Overview of EU sector policies in which mainstreaming of adaptation to climate change is ongoing or explored
Climate-ADAPT: National adaptation strategies
Overview of activities of EEA member countries in preparing, developing and implementing adaptation strategies
DG CLIMA: Adaptation to climate change
Adaptation means anticipating the adverse effects of climate change and taking appropriate action to prevent or minimise the damage they can cause, or taking advantage of opportunities that may arise. It has been shown that well planned, early adaptation action saves money and lives later. This webportal provides information on all adaptation activities of the European Commission.
EU Adaptation Strategy Package
In April 2013 the European Commission adopted an EU strategy on adaptation to climate change which has been welcomed by the EU Member States. The strategy aims to make Europe more climate-resilient. By taking a coherent approach and providing for improved coordination, it will enhance the preparedness and capacity of all governance levels to respond to the impacts of climate change.
Key policy question
How is climate change affecting the energy demand for space heating across Europe?
Methodology for indicator calculation
Eurostat calculates HDD as (18 °C - Tm) x d if Tm is lower than or equal to 15 °C (heating threshold) and zero if Tm is greater than 15 °C, where Tm is the mean (Tmin + Tmax / 2) outdoor temperature over a given period of d days.
A trend line has been added.

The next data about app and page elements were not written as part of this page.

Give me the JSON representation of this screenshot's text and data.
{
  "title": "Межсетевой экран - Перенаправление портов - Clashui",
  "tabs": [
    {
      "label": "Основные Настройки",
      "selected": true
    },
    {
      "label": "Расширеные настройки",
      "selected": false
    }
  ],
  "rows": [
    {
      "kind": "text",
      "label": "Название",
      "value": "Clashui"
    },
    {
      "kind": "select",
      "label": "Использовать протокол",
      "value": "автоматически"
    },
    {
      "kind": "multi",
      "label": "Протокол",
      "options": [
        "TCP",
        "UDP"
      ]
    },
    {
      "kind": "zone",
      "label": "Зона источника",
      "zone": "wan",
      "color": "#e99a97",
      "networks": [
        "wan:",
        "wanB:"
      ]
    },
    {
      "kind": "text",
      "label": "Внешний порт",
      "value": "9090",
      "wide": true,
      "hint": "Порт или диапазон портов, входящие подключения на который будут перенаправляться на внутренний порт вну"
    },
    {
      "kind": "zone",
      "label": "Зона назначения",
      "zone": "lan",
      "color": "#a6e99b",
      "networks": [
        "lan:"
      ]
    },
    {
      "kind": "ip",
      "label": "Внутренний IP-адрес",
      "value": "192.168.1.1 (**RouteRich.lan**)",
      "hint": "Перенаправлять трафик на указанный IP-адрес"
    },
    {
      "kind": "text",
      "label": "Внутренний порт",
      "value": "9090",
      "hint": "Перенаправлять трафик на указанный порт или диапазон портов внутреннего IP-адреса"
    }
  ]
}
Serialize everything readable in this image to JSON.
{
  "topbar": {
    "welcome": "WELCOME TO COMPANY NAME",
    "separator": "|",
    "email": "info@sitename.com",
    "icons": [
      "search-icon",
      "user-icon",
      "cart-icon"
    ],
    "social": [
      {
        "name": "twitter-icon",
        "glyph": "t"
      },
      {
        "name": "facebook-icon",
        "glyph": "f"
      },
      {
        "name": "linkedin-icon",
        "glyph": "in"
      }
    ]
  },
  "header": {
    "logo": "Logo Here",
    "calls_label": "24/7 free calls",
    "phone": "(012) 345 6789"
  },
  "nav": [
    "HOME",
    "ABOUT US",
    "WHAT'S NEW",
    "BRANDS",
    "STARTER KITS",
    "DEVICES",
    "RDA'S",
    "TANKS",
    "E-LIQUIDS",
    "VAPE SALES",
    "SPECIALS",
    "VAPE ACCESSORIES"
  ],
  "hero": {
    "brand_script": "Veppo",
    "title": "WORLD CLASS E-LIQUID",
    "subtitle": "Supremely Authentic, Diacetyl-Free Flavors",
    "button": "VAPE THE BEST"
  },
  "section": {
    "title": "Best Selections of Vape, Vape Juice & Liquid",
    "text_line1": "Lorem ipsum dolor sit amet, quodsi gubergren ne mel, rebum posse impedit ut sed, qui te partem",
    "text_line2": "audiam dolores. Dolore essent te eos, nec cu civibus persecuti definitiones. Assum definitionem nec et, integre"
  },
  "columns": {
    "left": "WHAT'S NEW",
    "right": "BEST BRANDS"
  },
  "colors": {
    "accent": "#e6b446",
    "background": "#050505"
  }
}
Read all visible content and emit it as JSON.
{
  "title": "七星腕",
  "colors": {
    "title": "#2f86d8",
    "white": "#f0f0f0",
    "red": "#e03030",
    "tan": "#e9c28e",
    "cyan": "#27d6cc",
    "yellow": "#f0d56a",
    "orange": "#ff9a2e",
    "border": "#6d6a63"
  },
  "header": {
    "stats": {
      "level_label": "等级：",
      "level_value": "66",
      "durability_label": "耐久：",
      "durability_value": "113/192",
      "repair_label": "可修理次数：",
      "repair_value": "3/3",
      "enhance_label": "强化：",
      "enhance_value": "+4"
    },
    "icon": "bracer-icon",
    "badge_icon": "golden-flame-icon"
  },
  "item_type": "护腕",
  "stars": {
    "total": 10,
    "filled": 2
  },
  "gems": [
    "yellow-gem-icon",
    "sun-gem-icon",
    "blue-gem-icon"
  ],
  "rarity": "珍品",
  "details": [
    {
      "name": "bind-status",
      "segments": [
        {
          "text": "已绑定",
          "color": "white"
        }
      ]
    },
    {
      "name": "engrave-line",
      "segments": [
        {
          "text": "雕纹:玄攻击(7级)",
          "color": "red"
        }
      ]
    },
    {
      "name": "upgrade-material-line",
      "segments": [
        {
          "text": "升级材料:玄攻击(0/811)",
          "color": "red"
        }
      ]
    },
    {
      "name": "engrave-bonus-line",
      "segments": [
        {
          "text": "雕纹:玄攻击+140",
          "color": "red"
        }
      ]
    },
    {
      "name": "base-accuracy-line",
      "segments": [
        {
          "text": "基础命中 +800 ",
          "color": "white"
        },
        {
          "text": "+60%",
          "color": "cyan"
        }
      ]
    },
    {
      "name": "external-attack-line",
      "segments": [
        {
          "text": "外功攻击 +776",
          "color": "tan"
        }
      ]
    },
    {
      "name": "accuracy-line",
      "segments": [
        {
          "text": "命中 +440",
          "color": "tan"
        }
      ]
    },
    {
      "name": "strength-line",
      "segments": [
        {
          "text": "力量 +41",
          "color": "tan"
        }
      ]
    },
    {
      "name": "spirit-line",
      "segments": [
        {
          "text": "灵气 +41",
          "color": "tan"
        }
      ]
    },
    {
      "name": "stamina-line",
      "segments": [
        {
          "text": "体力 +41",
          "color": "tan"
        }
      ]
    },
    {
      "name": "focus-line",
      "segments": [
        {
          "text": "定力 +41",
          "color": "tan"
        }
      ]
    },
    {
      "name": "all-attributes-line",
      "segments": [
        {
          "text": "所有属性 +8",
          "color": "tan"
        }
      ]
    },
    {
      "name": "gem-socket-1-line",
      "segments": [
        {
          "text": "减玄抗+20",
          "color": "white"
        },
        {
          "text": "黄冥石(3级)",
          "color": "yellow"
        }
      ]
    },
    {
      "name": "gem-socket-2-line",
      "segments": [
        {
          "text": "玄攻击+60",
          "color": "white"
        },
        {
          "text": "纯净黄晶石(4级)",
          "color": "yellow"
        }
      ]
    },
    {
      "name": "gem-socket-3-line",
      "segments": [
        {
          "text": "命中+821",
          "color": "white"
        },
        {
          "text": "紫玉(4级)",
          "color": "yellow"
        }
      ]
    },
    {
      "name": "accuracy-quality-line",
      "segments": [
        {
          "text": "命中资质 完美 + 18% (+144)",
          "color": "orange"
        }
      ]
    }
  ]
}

Methodology for gap filling
- Energy statistics - heating degree-days Reference Metadata in Euro SDMX Metadata Structure (ESMS) Compiling agency: Eurostat, the statistical office of the European Union
EEA data references
- No datasets have been specified here.
External data references
Data sources in latest figures
Data sets uncertainty
Data for calculation of HDD have been collected by Eurostat for decades; this indicator can therefore be considered as very reliable. The same data used could also be used for the calculation of cooling degree days. Such an indicator is currently not available even though it would be highly policy-relevant and could be calculated with little additional effort. It should be noted that the indicator HDD is a purely physical metric, which does not consider differences in technical, social and economic factors (housing quality, behaviour, prices, etc.) between regions and their development over time.
Further information on uncertainties is provided in Section 1.7 of the EEA report on Climate change, impacts, and vulnerability in Europe 2012 (http://www.eea.europa.eu/publications/climate-impacts-and-vulnerability-2012/)
No uncertainty has been specified
Short term work
Work specified here requires to be completed within 1 year from now.
Long term work
Work specified here will require more than 1 year (from now) to be completed.
Responsibility and ownership
EEA Contact InfoHans-Martin Füssel
Frequency of updates
Typology: Descriptive indicator (Type A - What is happening to the environment and to humans?)
For references, please go to www.eea.europa.eu/soer or scan the QR code.
This briefing is part of the EEA's report The European Environment - State and Outlook 2015. The EEA is an official agency of the EU, tasked with providing information on Europe’s environment.
PDF generated on 26 Nov 2014, 09:03 AM